Athens silver medallists Nick Rogers and Joe Glanfield also put in a determined performance today in the 470 men’s fleet. They too had a bad opening race to their regatta, finishing 19th, but firmly put that behind them with a 1,4 in Tuesday’s two races for the men’s double-handed class.
Rogers and Glanfield are now in fifth place overall, with the discard set to kick after the next race.
“We did sail well today, we made some good decisions,” said Glanfield. “None of it was particularly easy – especially the second race. That was a hard-fought fourth – it could have easily been a 20th.
“I think we rounded the top mark in about 15th and caught quite a few down the first run and then a few more on the next beat and a couple more on the last run, so we moved forward through the fleet the whole race.
“Our main opposition did well as well, but we can’t control that,” Glanfield continued. “We’ve just got to keep doing well ourselves.”
The Laser and Laser Radial classes saw their first day of Olympic action on Tuesday, with four-time European Champion Paul Goodison, and Olympic debutant Penny Clark both within the top eight after their first two races.
Clark saw a superb start to her Olympic regatta, finishing second in the first race of the day for the women’s single-handed Laser Radial fleet.
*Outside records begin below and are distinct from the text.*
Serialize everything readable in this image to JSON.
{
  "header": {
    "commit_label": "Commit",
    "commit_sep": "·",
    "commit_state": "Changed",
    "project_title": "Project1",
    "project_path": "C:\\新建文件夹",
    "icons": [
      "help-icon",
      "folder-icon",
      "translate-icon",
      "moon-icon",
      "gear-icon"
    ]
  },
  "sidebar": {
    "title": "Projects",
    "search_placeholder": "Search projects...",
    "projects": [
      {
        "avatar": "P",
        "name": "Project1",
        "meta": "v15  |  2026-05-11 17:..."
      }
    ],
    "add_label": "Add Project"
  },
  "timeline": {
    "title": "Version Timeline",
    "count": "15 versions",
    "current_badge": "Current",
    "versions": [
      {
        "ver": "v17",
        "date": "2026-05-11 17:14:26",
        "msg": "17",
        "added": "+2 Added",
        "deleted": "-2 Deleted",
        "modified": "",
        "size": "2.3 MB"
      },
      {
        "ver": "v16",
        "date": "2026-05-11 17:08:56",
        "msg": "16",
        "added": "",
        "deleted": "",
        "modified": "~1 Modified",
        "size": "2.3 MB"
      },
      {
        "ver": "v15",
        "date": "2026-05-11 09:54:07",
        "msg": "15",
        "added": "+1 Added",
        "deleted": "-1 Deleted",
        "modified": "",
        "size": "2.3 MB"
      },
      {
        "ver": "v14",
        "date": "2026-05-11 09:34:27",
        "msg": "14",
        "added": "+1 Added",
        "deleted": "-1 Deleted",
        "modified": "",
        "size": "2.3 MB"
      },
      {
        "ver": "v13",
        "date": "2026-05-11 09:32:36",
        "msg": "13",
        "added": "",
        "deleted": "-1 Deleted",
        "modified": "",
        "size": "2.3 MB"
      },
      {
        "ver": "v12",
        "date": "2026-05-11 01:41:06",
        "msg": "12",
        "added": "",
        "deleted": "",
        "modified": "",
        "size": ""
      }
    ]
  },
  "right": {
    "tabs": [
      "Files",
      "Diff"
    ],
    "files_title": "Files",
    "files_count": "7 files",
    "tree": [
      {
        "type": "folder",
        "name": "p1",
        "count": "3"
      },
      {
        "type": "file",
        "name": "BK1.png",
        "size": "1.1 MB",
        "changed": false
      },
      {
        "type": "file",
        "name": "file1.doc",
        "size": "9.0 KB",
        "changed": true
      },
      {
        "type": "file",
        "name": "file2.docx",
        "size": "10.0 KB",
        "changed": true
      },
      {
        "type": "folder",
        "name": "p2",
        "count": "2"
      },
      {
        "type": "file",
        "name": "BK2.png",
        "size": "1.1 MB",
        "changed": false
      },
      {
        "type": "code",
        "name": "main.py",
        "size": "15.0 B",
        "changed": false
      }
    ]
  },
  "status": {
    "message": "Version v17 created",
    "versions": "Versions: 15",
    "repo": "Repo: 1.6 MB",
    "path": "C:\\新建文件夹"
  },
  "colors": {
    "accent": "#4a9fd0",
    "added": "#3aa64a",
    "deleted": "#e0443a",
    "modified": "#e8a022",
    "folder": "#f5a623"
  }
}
The second race proved tougher in the light winds, with the 33-year-old finding the wrong side of the course to where the main pressure was. She finished 20th to see her into eighth place overall.
“It is really difficult when you are down in the pack because it is so, so difficult to go anywhere. I proved that in the second race today but hopefully I’ll learn from it and move on and get some better results.
“The first race was fantastic – I proved to myself I can do. We know it is going to be a pretty high scoring regatta and so no one is going to run away with it. You just have to bounce back and it is who can bounce back best who will win in the end.”
For Goodison, on the other hand, the day got better as it went along. With a 15th place in the first race, he rallied to a second in the second race to finish the day in sixth overall.
“Unfortunately I was never quite in the right position on the first leg and never settled into it after that,” said the 30-year-old of his opening race. “It was then just a case of trying to minimise the damage after that.
“The second race was a bit better the breeze was a lot more solid, a bit fairer race and I started reasonably well. It was a bit tricky half way up and I clawed my way back into it and got second.
“Today was really just about getting into it,” Goodison continued. “It has been a long time waiting and I would like to have started better than I have, but the conditions were tricky out there, and I have fought back and did not pick up any flags or letters.
Asked about his main opposition, Goodison replied: “It is tricky to try and think about the other guys out there and you can’t really try and influence them. I am surprised Tom [Slingsby] was not a little better, but then that is no bad thing.”
You can follow the racing online at www.rya.org.uk/beijing2008, where you will get updates from the dinghy park and the results as they come in, as well as the news from the Team GB camp. You can also leave messages of support for the team and your comments on the racing and Team GB’s prospects.